■ **EXERCISE BRIEF**
An exact copy of each line below is needed, with no images in it.

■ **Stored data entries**
********************
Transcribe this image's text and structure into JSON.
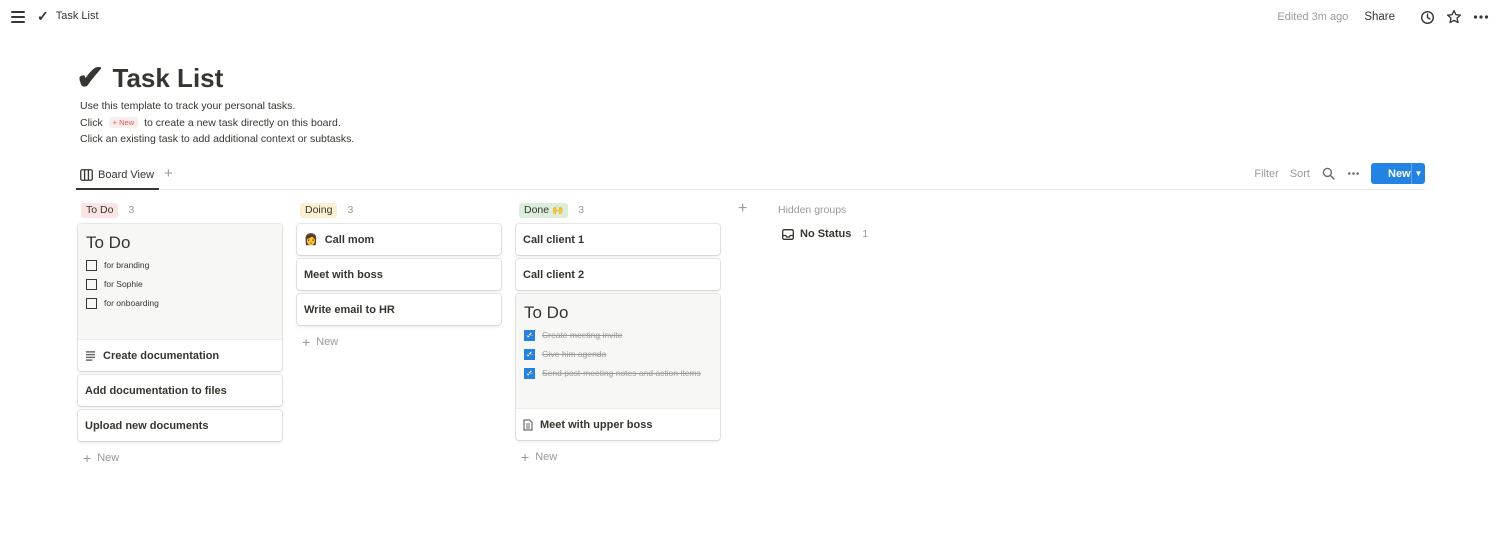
{
  "topbar": {
    "breadcrumb": "Task List",
    "edited": "Edited 3m ago",
    "share": "Share"
  },
  "page": {
    "title": "Task List",
    "desc_line1": "Use this template to track your personal tasks.",
    "desc_line2_pre": "Click",
    "desc_chip": "+ New",
    "desc_line2_post": "to create a new task directly on this board.",
    "desc_line3": "Click an existing task to add additional context or subtasks."
  },
  "view": {
    "tab_label": "Board View",
    "filter": "Filter",
    "sort": "Sort",
    "new_label": "New"
  },
  "colors": {
    "todo_pill": "#fbe4e4",
    "doing_pill": "#fbf0d2",
    "done_pill": "#dbeddb",
    "accent": "#2383e2"
  },
  "columns": [
    {
      "label": "To Do",
      "count": "3",
      "cover": {
        "title": "To Do",
        "items": [
          "for branding",
          "for Sophie",
          "for onboarding"
        ]
      },
      "cards": [
        "Create documentation",
        "Add documentation to files",
        "Upload new documents"
      ],
      "add_new": "New"
    },
    {
      "label": "Doing",
      "count": "3",
      "cards": [
        "Call mom",
        "Meet with boss",
        "Write email to HR"
      ],
      "add_new": "New"
    },
    {
      "label": "Done",
      "label_emoji": "🙌",
      "count": "3",
      "cards": [
        "Call client 1",
        "Call client 2",
        "Meet with upper boss"
      ],
      "cover": {
        "title": "To Do",
        "items": [
          "Create meeting invite",
          "Give him agenda",
          "Send post-meeting notes and action items"
        ]
      },
      "add_new": "New"
    }
  ],
  "hidden": {
    "title": "Hidden groups",
    "no_status": "No Status",
    "no_status_count": "1"
  }
}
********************
■ **ANSWER BOX**
Transcribe this image's text and structure into JSON.
{
  "topbar": {
    "breadcrumb": "Task List",
    "edited": "Edited 3m ago",
    "share": "Share"
  },
  "page": {
    "title": "Task List",
    "desc_line1": "Use this template to track your personal tasks.",
    "desc_line2_pre": "Click",
    "desc_chip": "+ New",
    "desc_line2_post": "to create a new task directly on this board.",
    "desc_line3": "Click an existing task to add additional context or subtasks."
  },
  "view": {
    "tab_label": "Board View",
    "filter": "Filter",
    "sort": "Sort",
    "new_label": "New"
  },
  "colors": {
    "todo_pill": "#fbe4e4",
    "doing_pill": "#fbf0d2",
    "done_pill": "#dbeddb",
    "accent": "#2383e2"
  },
  "columns": [
    {
      "label": "To Do",
      "count": "3",
      "cover": {
        "title": "To Do",
        "items": [
          "for branding",
          "for Sophie",
          "for onboarding"
        ]
      },
      "cards": [
        "Create documentation",
        "Add documentation to files",
        "Upload new documents"
      ],
      "add_new": "New"
    },
    {
      "label": "Doing",
      "count": "3",
      "cards": [
        "Call mom",
        "Meet with boss",
        "Write email to HR"
      ],
      "add_new": "New"
    },
    {
      "label": "Done",
      "label_emoji": "🙌",
      "count": "3",
      "cards": [
        "Call client 1",
        "Call client 2",
        "Meet with upper boss"
      ],
      "cover": {
        "title": "To Do",
        "items": [
          "Create meeting invite",
          "Give him agenda",
          "Send post-meeting notes and action items"
        ]
      },
      "add_new": "New"
    }
  ],
  "hidden": {
    "title": "Hidden groups",
    "no_status": "No Status",
    "no_status_count": "1"
  }
}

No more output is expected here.